Still to come was the club's golden era between 1968 and 1974, four titles in six years earning the team the name Los Matadores (The Bullfighters). And though poor financial management helped make San Lorenzo the first big club to suffer the ignominy of relegation in 1981, El Ciclón stormed back to the top flight at the first attempt.

As well as boasting noted goalscorers such as Jose Sanfilippo (fifth in the country's all-time scorers' list) and Hector Scotta (who fired a record 60 goals in the 1975 campaign), San Lorenzo are also the first Argentinian team to win the title unbeaten (in the 1968 Metropolitano championship). Besides which, the club's 47-point tally in the 2001 Clausura is the best achieved since the shorter league format was introduced while their run of 13 consecutive wins spanning the 2001 Clausura and 2002 Apertura is another record. As if that were not enough, it is claimed the club have sold the third most tickets in the history of Argentinian professional football, behind Buenos Aires behemoths Boca Juniors and River Plate.
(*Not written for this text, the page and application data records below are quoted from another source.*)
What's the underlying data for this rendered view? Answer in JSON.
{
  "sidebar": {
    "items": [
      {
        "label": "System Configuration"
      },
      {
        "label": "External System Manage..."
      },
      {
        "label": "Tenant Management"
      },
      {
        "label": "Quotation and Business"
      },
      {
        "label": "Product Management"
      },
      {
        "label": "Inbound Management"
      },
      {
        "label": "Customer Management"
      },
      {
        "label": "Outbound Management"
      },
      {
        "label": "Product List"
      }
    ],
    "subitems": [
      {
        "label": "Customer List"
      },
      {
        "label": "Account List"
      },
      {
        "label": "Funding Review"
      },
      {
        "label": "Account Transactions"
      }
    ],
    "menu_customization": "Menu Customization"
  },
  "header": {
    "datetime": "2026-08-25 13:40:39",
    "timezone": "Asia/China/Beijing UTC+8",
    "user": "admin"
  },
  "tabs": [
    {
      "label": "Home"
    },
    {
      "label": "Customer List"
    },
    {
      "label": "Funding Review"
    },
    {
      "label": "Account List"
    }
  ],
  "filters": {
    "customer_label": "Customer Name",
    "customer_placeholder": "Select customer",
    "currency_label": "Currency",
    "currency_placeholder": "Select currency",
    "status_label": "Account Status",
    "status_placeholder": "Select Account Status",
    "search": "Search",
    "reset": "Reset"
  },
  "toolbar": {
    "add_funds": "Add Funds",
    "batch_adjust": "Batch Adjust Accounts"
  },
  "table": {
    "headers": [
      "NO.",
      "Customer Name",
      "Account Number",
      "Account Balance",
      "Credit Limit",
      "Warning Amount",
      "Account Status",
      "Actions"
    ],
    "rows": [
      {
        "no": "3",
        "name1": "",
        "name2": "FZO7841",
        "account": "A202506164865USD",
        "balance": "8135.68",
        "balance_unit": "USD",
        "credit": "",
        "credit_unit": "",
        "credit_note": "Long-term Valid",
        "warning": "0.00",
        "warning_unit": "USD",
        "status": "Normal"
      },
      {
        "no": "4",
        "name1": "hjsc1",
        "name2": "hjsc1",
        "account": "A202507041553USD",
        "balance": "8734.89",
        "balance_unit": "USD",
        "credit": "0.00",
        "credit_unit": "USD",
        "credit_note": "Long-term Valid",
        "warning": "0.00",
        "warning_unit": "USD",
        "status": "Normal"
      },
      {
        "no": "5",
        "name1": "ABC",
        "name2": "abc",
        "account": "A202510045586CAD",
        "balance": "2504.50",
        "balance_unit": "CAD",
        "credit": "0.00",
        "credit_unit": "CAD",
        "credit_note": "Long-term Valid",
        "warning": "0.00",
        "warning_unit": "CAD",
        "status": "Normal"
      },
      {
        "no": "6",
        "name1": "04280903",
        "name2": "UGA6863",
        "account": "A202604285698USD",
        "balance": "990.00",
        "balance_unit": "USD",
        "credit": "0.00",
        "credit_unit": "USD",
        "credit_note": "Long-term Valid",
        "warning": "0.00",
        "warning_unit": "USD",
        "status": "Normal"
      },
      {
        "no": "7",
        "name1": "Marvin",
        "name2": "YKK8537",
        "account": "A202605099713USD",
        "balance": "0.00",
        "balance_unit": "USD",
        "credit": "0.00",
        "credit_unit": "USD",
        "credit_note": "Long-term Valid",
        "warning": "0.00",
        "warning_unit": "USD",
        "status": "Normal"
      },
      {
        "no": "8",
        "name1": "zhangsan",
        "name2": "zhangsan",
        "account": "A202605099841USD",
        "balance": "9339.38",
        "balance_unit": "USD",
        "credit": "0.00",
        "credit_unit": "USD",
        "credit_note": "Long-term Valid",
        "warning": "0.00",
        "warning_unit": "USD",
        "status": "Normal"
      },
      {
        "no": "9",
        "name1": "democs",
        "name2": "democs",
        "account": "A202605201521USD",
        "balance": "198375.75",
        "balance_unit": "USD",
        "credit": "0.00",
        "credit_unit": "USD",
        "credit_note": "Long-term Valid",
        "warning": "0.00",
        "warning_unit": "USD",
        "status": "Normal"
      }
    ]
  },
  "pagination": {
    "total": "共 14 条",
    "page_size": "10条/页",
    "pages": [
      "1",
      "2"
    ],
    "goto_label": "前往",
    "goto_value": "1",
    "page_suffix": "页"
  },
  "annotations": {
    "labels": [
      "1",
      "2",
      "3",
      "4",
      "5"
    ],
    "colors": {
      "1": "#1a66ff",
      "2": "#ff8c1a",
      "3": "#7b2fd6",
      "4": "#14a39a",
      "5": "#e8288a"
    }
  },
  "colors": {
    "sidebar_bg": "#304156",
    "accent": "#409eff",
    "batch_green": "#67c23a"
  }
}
The present day
Despite this illustrious past, San Lorenzo remain Argentina's only big club not to have won the Copa Libertadores de America. Though they were the country's first participants in the competition at the inaugural edition in 1960, los Santos have yet to reach the final - three semi-final appearances their best performances to date. Anxious to end this drought in their centenary year, the club's owners moved to renew the contract of coach Ramon Diaz, who masterminded the Clausura 2007 success, while investing heavily in players such as Andres D'Alessandro and Diego Placente, both Argentina internationals.

The stadium
Without a settled arena during their early years, San Lorenzo subsequently hired an area of land in the Boedo district. It was there in May 1916 that their first real home, the Estadio Gasometro, was formally opened. And having acquired the funds to purchase the land outright by 1928, its later sale in 1982 during the club's worst ever financial crisis remains a painful memory for all involved. The nomadic period that followed was finally brought to an end in December 1993, with the official unveiling of their current ground, known as the Nuevo Gasometro.

Title wins and notable feats
Amateur era: 1923, 1924 and 1927.
Professional era: 1933, 1946, 1959, the 1968 Metropolitano, the 1972 Metropolitano and Nacional championships, Clausura championship 1995, 2001 and 2007.
International trophies: 2001 Copa Mercosur and the 2002 Copa Sudamericana.
Top scorer: Jose Sanfilippo (204 goals).
Most appearances: Sergio Villar (446 games).

Club legends, past and present
Vicente de la Mata, Armando Farro, Rene Pontoni, Reinaldo Martino, Oscar Silva, Jose Sanfilippo, Hector Scotta, Hector Veira, Horacio Doval, Alberto Rendo, Sergio Villar, Roberto Telch, Jose Albrecht, Carlos Buttice, Rodolfo Fischer, Victorio Cocco, Juan Carlos Lorenzo, Ruben Darío Insua, Jorge Reinaldi, Ruben Cousillas, Norberto Ortega Sanchez, Oscar Perazzo, Claudio Biaggio, Oscar Ruggeri, Nestor Gorosito, Alberto Federico Acosta, Leandro Romagnoli, Bernardo Romeo, Sebastian Saja, Ezequiel Lavezzi and Agustin Orion.